The Milky Way is a Galaxy. It is a barred spiral galaxy, like a large pinwheel. It is our Galaxy and inside this barred spiral galaxy we find our solar system. (The Sun, Planets, Moons, Dwarf Planets, Asteroids, Comets, and Belts.) The Milky Way Galaxy is approximately 13.6 billion years old. The spirals of the bar originate from the galactic center of our Galaxy. These long spiraling arms fan out with some having spurs. Earth reside in the Orion Spur, of the Sagittarius Arm. We live approximately 26,000 light-years away from the Milky Way’s galactic center, and all of the objects in our Galaxy revolve around the galactic center. And remember, a light-year is just shy of 6 trillion miles! Yowza! For our solar system to make one revolution around the Milky Way’s galactic center takes 250 million years. Better pack a lunch for that trip.

And when you look up at the night sky in June you also see the Milky Way. Specifically you see the Orion Spur as a hazy band of white light. This results from unresolved stars (blurry), dust, and gases. Brighter regions through the band appear as soft patches of light know as start clouds. Dark regions within the band is interstellar dust that blocks out the light from background stars shining through. Cultural mythologies concerning the Milky Way are varied and rich. The Babylonian believed the Milky Way is created from the severed tail of the primeval salt water dragoness, Tiamat. In Greek lore, Zeus places his son, born by a mortal woman, on Hera’s breast while she slept so the baby will drink her divine milk and become immortal. It no surprise that Hera wakes up and sees she is nursing an unknown baby. She pushes the baby away, spilling her milk and in doing so creates the band of light known as the Milky Way. The Romans called it the Via Galactica, or “road made of milk.” Thus in all these ways, our home in the universe became known as the Milky Way.

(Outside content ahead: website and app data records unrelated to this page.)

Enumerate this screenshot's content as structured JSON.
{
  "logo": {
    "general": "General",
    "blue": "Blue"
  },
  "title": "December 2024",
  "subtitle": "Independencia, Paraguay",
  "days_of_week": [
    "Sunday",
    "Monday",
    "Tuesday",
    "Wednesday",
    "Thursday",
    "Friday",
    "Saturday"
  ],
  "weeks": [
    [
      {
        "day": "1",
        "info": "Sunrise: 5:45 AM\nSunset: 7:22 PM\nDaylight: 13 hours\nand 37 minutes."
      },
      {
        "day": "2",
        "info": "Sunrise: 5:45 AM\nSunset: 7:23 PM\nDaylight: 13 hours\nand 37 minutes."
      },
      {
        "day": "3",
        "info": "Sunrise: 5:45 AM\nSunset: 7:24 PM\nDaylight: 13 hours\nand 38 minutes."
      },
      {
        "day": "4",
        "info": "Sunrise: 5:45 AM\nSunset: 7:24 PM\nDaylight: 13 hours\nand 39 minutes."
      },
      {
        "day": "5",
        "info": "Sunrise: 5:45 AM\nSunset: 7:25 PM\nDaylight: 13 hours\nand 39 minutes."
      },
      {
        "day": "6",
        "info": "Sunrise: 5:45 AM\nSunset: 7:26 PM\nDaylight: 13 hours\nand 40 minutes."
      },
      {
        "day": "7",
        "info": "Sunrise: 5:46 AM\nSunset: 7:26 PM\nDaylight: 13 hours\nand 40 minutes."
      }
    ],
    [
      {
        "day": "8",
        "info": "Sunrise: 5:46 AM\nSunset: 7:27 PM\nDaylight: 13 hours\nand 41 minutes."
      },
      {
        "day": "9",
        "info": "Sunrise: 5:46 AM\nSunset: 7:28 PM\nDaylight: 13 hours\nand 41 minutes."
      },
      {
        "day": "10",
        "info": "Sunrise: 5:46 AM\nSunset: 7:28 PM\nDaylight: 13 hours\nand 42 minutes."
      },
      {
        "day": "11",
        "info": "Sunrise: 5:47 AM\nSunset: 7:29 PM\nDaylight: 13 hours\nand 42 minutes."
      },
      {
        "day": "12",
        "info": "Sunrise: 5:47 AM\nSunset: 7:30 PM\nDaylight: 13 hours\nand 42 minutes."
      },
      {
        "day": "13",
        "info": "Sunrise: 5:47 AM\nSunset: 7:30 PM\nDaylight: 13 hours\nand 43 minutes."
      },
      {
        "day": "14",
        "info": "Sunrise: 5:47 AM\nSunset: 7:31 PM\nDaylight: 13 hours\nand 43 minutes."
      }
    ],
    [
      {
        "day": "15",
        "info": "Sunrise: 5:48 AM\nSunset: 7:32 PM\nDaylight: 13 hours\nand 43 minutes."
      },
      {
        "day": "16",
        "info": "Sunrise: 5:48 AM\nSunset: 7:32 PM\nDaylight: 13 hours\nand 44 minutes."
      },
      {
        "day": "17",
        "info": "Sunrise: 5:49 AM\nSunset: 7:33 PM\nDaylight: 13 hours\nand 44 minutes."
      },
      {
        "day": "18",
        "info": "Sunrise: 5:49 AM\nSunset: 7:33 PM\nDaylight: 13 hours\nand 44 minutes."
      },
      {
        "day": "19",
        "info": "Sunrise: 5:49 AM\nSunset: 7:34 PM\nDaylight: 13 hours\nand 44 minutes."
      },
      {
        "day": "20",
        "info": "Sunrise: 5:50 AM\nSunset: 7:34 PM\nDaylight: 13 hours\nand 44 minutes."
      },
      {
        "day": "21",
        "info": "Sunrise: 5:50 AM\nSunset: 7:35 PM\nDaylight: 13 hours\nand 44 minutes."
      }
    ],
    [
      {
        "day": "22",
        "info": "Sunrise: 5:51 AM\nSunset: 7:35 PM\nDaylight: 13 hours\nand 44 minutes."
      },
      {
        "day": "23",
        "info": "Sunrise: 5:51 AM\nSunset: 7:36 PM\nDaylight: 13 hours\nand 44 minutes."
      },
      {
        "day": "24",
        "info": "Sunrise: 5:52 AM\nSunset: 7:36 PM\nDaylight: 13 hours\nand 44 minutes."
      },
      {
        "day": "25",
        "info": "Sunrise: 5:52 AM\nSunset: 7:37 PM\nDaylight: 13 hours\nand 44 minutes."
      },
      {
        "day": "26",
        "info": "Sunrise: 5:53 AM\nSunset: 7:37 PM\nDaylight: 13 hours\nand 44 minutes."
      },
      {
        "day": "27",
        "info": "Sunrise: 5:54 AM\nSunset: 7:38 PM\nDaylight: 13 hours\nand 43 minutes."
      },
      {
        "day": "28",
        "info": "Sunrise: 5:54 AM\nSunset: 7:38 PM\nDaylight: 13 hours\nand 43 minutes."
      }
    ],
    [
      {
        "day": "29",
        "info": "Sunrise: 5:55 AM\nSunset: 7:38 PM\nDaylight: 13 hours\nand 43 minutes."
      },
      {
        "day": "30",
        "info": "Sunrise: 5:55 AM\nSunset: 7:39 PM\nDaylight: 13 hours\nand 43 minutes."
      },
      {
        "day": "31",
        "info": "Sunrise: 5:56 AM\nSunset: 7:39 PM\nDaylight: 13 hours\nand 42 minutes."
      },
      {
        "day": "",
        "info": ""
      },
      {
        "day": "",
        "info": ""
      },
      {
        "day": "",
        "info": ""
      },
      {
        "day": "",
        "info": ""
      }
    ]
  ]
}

So sway away fellow stargazers be it in your terra firma hammock or nocturnal chaise lounge. Get outside on the Summer Solstice. The day and night of June 21st is significant in for many reasons and in many and varied cultures recognized through rituals and festivals. Ergo, all the more reason for you to run through the grass, float on a river, sift sand through your toes, and then relax by tilting your head back and looking up to enjoy these wonders of the night sky. Blend your longest day of the year into a balmy summer night under the celestial sphere. It’s June. Summer is coming! Dive in.

Clear skies to you!

Astro Mark